THE Manchester-based Irish masseuse who helped expose Lance Armstrong as a drugs cheat, has come face-to-face with the disgraced American cyclist in Florida.
Emma O’Reilly, who is originally from Dublin, was a personal assistant – know as a soigneur – for the US Postal Service cycling team when she first blew the whistle on the drug culture in the Armstrong camp in 2003.
On the Oprah Winfrey show in January, Armstrong identified O’Reilly as one of the people he needed to make amends with after he confessed to years of drug use.
The pair met in an Orlando hotel, where O’Reilly wanted to seek ‘closure’ by meeting Armstrong. The meeting was captured on video and on the record by the Daily Mail website.
“It was too big a situation to just have a chat about it on the phone, I wanted to eyeball him,” O’Reilly told Daily Mail reporter Matt Lawton.
“You can’t keep kicking an injured dog. I wasn’t here to humiliate him. But I wanted closure,” she added.
Armstrong travelled alone from his Texas home for the Florida meeting and hugged O’Reilly in the hotel lobby when they first met.
O’Reilly went public in a 2003 book which lifted the lid on Armstrong’s use of performance-enhancing drugs.
She was branded a “prostitute” and “an alcoholic” by the cyclist at the time.
Armstrong was eventually revealed as a drug cheat last year with help from evidence the 43-year-old woman gave to US doping investigators.
Armstrong was stripped of his seven Tour de France titles earlier in the year and admitted that he did cheat in a pre-recorded interview with the chat show queen seen by millions across the world.
The American said of the meeting: “I never expected to see Emma. I wanted to talk to her. I felt it was necessary to have a conversation because there were definitely people that got caught up in this story who deserved an apology from me.
“When I reached out in January it was to talk. Emma, I appreciate, wasn’t ready for that. But it’s good that we are [now] doing this in person.”
Armstrong was banned for life from cycling after the United States Anti-Doping Agency accused him in August 2012 of conducting the “most sophisticated, professionalised and successful doping programme sport has ever seen”.
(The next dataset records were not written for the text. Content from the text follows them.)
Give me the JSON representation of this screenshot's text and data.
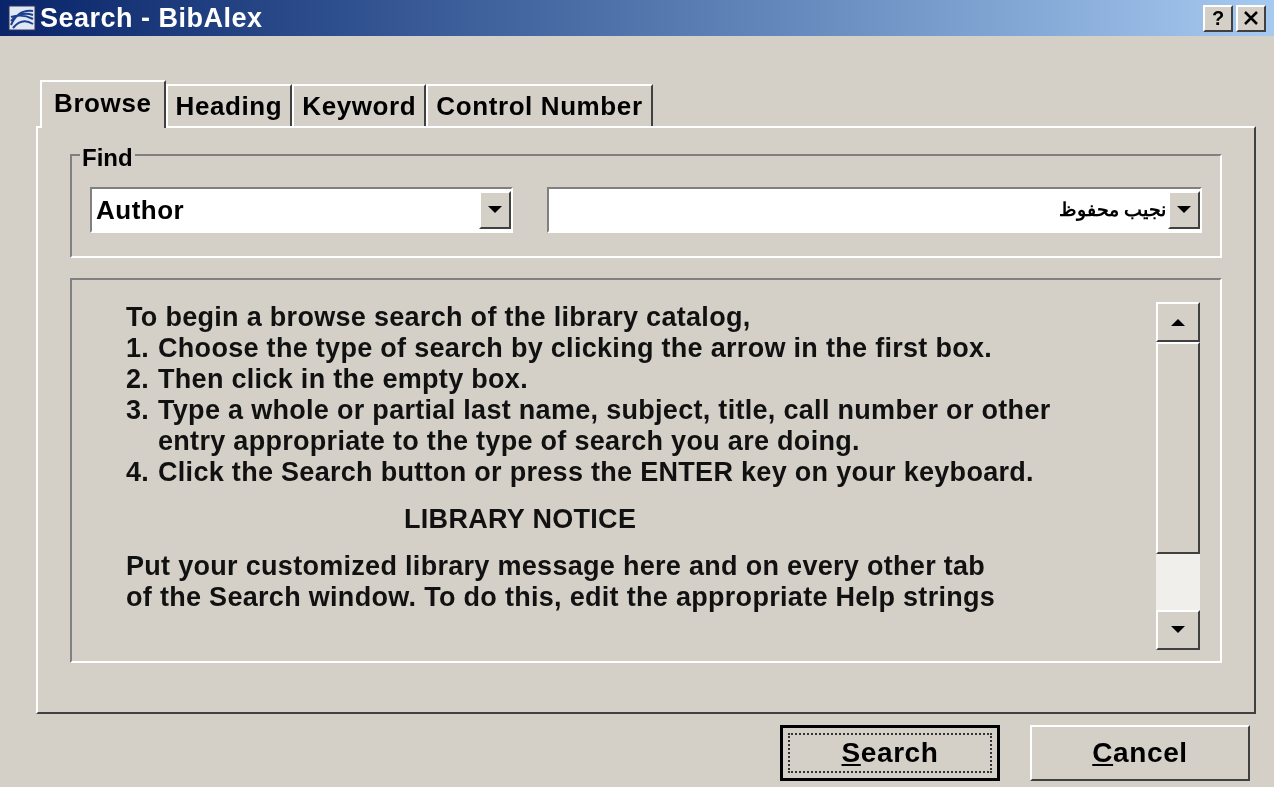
{
  "window": {
    "title": "Search - BibAlex",
    "help_button": "?"
  },
  "tabs": [
    {
      "label": "Browse",
      "selected": true
    },
    {
      "label": "Heading",
      "selected": false
    },
    {
      "label": "Keyword",
      "selected": false
    },
    {
      "label": "Control Number",
      "selected": false
    }
  ],
  "find": {
    "label": "Find",
    "search_type": "Author",
    "search_term": "نجيب محفوظ"
  },
  "help_text": {
    "intro": "To begin a browse search of the library catalog,",
    "steps": [
      {
        "number": "1.",
        "text": "Choose the type of search by clicking the arrow in the first box."
      },
      {
        "number": "2.",
        "text": "Then click in the empty box."
      },
      {
        "number": "3.",
        "text": "Type a whole or partial last name, subject, title, call number or other entry appropriate to the type of search you are doing."
      },
      {
        "number": "4.",
        "text": "Click the Search button or press the ENTER key on your keyboard."
      }
    ],
    "notice_heading": "LIBRARY NOTICE",
    "notice_lines": [
      "Put your customized library message here and on every other tab",
      "of the Search window. To do this, edit the appropriate Help strings"
    ]
  },
  "buttons": [
    {
      "label": "Search",
      "default": true
    },
    {
      "label": "Cancel",
      "default": false
    }
  ]
}
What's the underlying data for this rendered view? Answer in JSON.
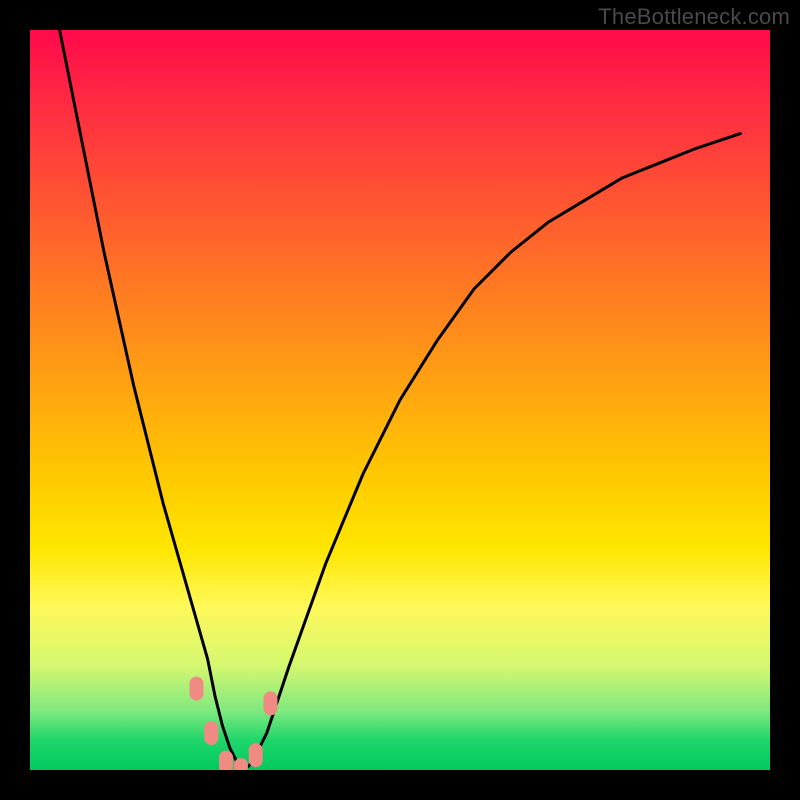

Last month he vowed to testify with “100 per cent transparency and honesty” at any future inquiry into doping.